Lego man

He dumped Lego Blocks all over the dining room table. Picking up the red, white or blue blocks one at a time, he gave each of us the same number of each size of the interlocking building blocks. We each received blocks with wheels and blocks that formed doors and windows or roof. We all started equally equipped.
“Now let’s each build something,” he challenged me and the 8-year-old and 5 year-old sons. “You can trade pieces, if you want.”
As a father who had worked in design, he had an advantage over the boys, but he never let that bother him. He offered to swap little pieces for the long axles he had handed out to each person. Who could use just one tire? If he wanted the one I had, he could have it. We traded without a qualm.
An hour later we looked at our completed constructions. The children had fashioned simple structures. I had an unfinished house and the man with the plan had a hot rod.
That was my introduction to the versatility of Lego Blocks and my husband’s love for the things. Thanks to his interest, the children always had plenty of the red, white and blue blocks of plastic that my tender toes discovered in the middle of the night – long after I thought I had swept them all safely out of reach into their storage box.
Even when we pinched our pennies twice, our family builder found ways and means to add more blocks for his expanding family of sons.

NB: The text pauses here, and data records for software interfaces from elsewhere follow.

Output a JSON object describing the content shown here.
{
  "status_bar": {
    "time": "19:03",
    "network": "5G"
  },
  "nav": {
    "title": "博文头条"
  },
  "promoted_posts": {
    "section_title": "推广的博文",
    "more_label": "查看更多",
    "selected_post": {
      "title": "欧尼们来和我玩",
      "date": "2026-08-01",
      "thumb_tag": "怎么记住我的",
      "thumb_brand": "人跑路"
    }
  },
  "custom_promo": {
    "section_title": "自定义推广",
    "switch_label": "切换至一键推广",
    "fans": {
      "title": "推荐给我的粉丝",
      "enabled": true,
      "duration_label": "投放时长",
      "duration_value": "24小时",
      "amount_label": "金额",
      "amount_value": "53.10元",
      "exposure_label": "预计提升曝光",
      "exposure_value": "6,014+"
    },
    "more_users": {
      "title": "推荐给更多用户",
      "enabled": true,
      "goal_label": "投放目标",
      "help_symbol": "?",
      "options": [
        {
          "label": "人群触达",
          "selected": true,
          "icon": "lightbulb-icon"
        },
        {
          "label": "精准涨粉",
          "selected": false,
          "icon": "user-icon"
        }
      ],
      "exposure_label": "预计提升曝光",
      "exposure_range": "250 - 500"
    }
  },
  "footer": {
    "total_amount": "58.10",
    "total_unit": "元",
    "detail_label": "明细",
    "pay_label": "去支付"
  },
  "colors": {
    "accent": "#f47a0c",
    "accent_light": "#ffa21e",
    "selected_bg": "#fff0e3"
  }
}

The day, 25 years ago, when I found a bushel of them at a yard sale, we finally had enough. Not even the dining room table sufficed for the building spree that followed my find. The kids spent the next three days out on the patio absorbed in creating anything and everything they ever wanted to build without having to share or scrounge for blocks.

In the spirit of Toy Story 3, as the boys and girl grew up, I handed our supply along to younger families. But with the advent of the grandchildren – especially grandsons who spent hours designing and building with Legos with a builder’s mindset – we renewed our building block fetish.
My four-year-old grandson and I found a dirty bucket of Legos at a yard sale last fall. I paid a couple of coins, took them home, tossed them in a tied pillow case and washed them with the towels. Then my husband spent hours sorting, counting, organizing, and gloating over our new-found wealth in wet Lego Blocks.

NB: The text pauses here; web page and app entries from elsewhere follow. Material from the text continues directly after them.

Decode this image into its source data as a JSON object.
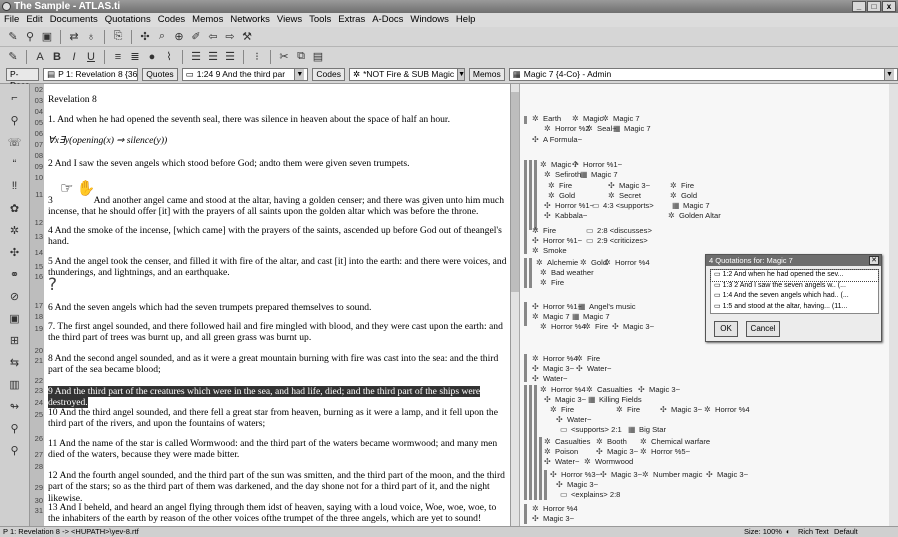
{
  "window": {
    "title": "The Sample - ATLAS.ti",
    "buttons": [
      "_",
      "□",
      "x"
    ]
  },
  "menu": [
    "File",
    "Edit",
    "Documents",
    "Quotations",
    "Codes",
    "Memos",
    "Networks",
    "Views",
    "Tools",
    "Extras",
    "A-Docs",
    "Windows",
    "Help"
  ],
  "selectors": {
    "pdocs_label": "P-Docs",
    "pdoc_value": "P 1: Revelation 8 {36}~",
    "quotes_label": "Quotes",
    "quote_value": "1:24 9 And the third par",
    "codes_label": "Codes",
    "code_value": "*NOT Fire & SUB Magic",
    "memos_label": "Memos",
    "memo_value": "Magic 7 {4-Co} - Admin"
  },
  "line_numbers": [
    "02",
    "03",
    "04",
    "05",
    "06",
    "07",
    "08",
    "09",
    "10",
    "11",
    "12",
    "13",
    "14",
    "15",
    "16",
    "17",
    "18",
    "19",
    "20",
    "21",
    "22",
    "23",
    "24",
    "25",
    "26",
    "27",
    "28",
    "29",
    "30",
    "31"
  ],
  "document": {
    "heading": "Revelation  8",
    "formula": "∀x∃y(opening(x) ⇒ silence(y))",
    "paragraphs": [
      "1. And when he had opened the seventh seal, there was silence in heaven about the space of half an hour.",
      "2  And I saw the seven angels which stood before God; andto them were given seven trumpets.",
      "And another angel came and stood at the altar, having a golden censer; and there was given unto him much incense, that he should offer [it] with the prayers of all saints upon the golden altar which was before the throne.",
      "4  And the smoke of the incense, [which came] with the prayers of the saints, ascended up before God out of theangel's hand.",
      "5  And the angel took the censer, and filled it with fire of the altar, and cast [it] into the earth: and there were voices, and thunderings, and lightnings, and an earthquake.",
      "6  And the seven angels which had the seven trumpets prepared themselves to sound.",
      "7. The first angel sounded, and there followed hail and fire mingled with blood, and they were cast upon the earth: and the third part of trees was burnt up, and all green grass was burnt up.",
      "8  And the second angel sounded, and as it were a great mountain burning with fire was cast into the sea: and the third part of the sea became blood;",
      "9  And the third part of the creatures which were in the sea, and had life, died; and the third part of the ships were destroyed.",
      "10  And the third angel sounded, and there fell a great star from heaven, burning as it were a lamp, and it fell upon the third part of the rivers, and upon the fountains of waters;",
      "11  And the name of the star is called Wormwood: and the third part of the waters became wormwood; and many men died of the waters, because they were made bitter.",
      "12  And the fourth angel sounded, and the third part of the sun was smitten, and the third part of the moon, and the third part of the stars; so as the third part of them was darkened, and the day shone not for a third part of it, and the night likewise.",
      "13  And I beheld, and heard an angel flying through them idst of heaven, saying with a loud voice, Woe, woe, woe, to the inhabiters of the earth by reason of the other voices ofthe trumpet of the three angels, which are yet to sound!"
    ],
    "para3_num": "3"
  },
  "margin_items": [
    "Earth",
    "Magic",
    "Magic 7",
    "Horror %2",
    "Seal~",
    "Magic 7",
    "A Formula~",
    "Magic 7",
    "Horror %1~",
    "Sefiroth",
    "Magic 7",
    "Fire",
    "Magic 3~",
    "Fire",
    "Gold",
    "Secret",
    "Gold",
    "Horror %1~",
    "4:3 <supports>",
    "Magic 7",
    "Kabbala~",
    "Golden Altar",
    "Fire",
    "2:8 <discusses>",
    "Horror %1~",
    "2:9 <criticizes>",
    "Smoke",
    "Alchemie",
    "Gold",
    "Horror %4",
    "Bad weather",
    "Fire",
    "Horror %1~",
    "Angel's music",
    "Magic 7",
    "Magic 7",
    "Horror %4",
    "Fire",
    "Magic 3~",
    "Horror %4",
    "Fire",
    "Magic 3~",
    "Water~",
    "Water~",
    "Horror %4",
    "Casualties",
    "Magic 3~",
    "Magic 3~",
    "Killing Fields",
    "Fire",
    "Fire",
    "Magic 3~",
    "Horror %4",
    "Water~",
    "<supports> 2:1",
    "Big Star",
    "Casualties",
    "Booth",
    "Chemical warfare",
    "Poison",
    "Magic 3~",
    "Horror %5~",
    "Water~",
    "Wormwood",
    "Horror %3~",
    "Magic 3~",
    "Number magic",
    "Magic 3~",
    "Magic 3~",
    "<explains> 2:8",
    "Horror %4",
    "Magic 3~"
  ],
  "dialog": {
    "title": "4 Quotations for: Magic 7",
    "items": [
      "1:2 And when he had opened the sev...",
      "1:3 2 And I saw the seven angels w.. (...",
      "1:4 And the seven angels which had.. (...",
      "1:5 and stood at the altar, having... (11..."
    ],
    "ok": "OK",
    "cancel": "Cancel"
  },
  "status": {
    "left": "P 1: Revelation 8 -> <HUPATH>\\yev-8.rtf",
    "size": "Size: 100%",
    "rich": "Rich Text",
    "default": "Default"
  }
}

So it came as no surprise last month when the grandkids came to stay for the weekend, that the first toy out of the closet was the blue box of Legos. The four-year-old grandson had not even dressed for the day. He ate a hurried breakfast with his departing parents and then he and grandpa took over the dining room table for a Lego building marathon.

He stayed in pajamas all day. He stood on a chair at the dining room table creating towers and rockets with his grandfather. His little sister ignored them as she dragged oversized baby dolls around asking me to help her dress and undress them.

Her brother might head for the Legos when he woke up – she grabbed a doll from her bed and reached up for me to lift them both up and out.
He paused long enough for a nap before he and Grandpa returned to building again. They branched out to the marble slide and the race cars, but the Lego Blocks remained readily available. The couple of times little sister curiously approached the table of Lego towers with doll in hand, it was at her own risk of incurring her brother’s protective wrath.
Before they left on Monday, we had marbles and Lego bricks underfoot and baby dolls slumped in various corners around the house. Before their parents came, we swept everything into the toy cupboard, dressed the children and baby dolls in their proper clothes and prepared them for re-entry to the real world outside of the land of Legos.

(Joan Hershberger is a reporter at the News-Times. E-mail her at